You are here

St. Augustus Lutheran Church

-A A +A
1743, 1860. 7th Ave. and Main St., Trappe
  • St. Augustus Lutheran Church

With its broad apse and gambrel roof, St. Augustus recalls the form of the long-demolished St. Michael's Lutheran Church in Philadelphia as well as Gloria Dei Church ( PH33). Derived from northern European forms, it represents the effort of German immigrants to maintain ethnic continuity in architectural design in a new land. Fearing that they were losing their cultural unity, they requested a minister from their native lands. The Lutheran church sent Henry Melchior Muhlenberg as a missionary. St. Augustus was built for his services and became the parent church of the region's Lutheran congregations, a fact evoked in the names in the front pavement of the descendent churches. It is remarkable within for its paneled pulpit with sounding board opposite the entrance, the grained painting of the wood piers to simulate marble, and its pierced-work balcony railing. These decorative elements are reflective of decorative craft work of German domestic architecture of the period. Muhlenberg's house, just to the east on the 200 block of Ridge Pike, is a remarkable German version of the Germantown Avenue houses with cut ashlar blocks on the main facade and rubble stone on the side and rear. The segmental arches cut into the ashlar lintels of the front facade are carryovers from early-eighteenth-century design.

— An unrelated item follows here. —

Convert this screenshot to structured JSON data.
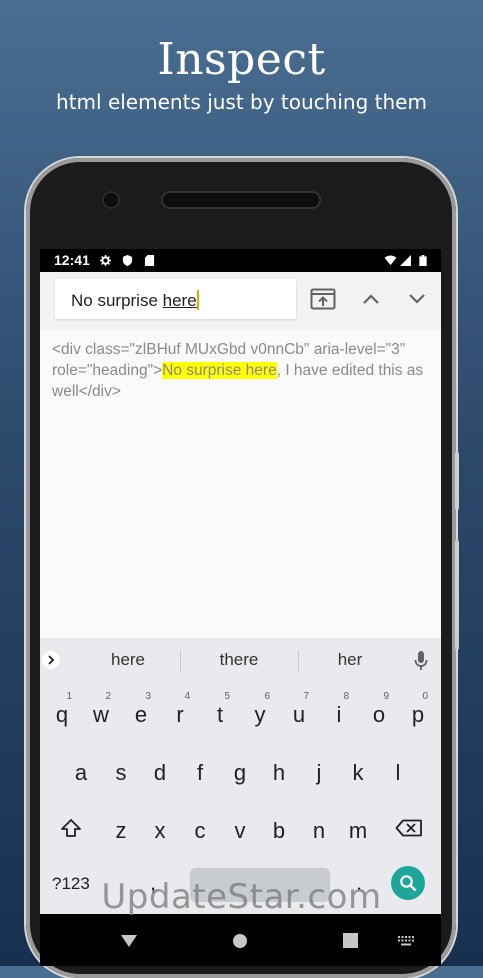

Writing Credits

George E. Thomas


What's Nearby


George E. Thomas, "St. Augustus Lutheran Church", [Trappe, Pennsylvania], SAH Archipedia, eds. Gabrielle Esperdy and Karen Kingsley, Charlottesville: UVaP, 2012—,

Print Source

Cover: Buildings of PA vol 2

Buildings of Pennsylvania: Philadelphia and Eastern Pennsylvania, George E. Thomas, with Patricia Likos Ricci, Richard J. Webster, Lawrence M. Newman, Robert Janosov, and Bruce Thomas. Charlottesville: University of Virginia Press, 2012, 206-207.

If SAH Archipedia has been useful to you, please consider supporting it.

SAH Archipedia tells the story of the United States through its buildings, landscapes, and cities. This freely available resource empowers the public with authoritative knowledge that deepens their understanding and appreciation of the built environment. But the Society of Architectural Historians, which created SAH Archipedia with University of Virginia Press, needs your support to maintain the high-caliber research, writing, photography, cartography, editing, design, and programming that make SAH Archipedia a trusted online resource available to all who value the history of place, heritage tourism, and learning.

, ,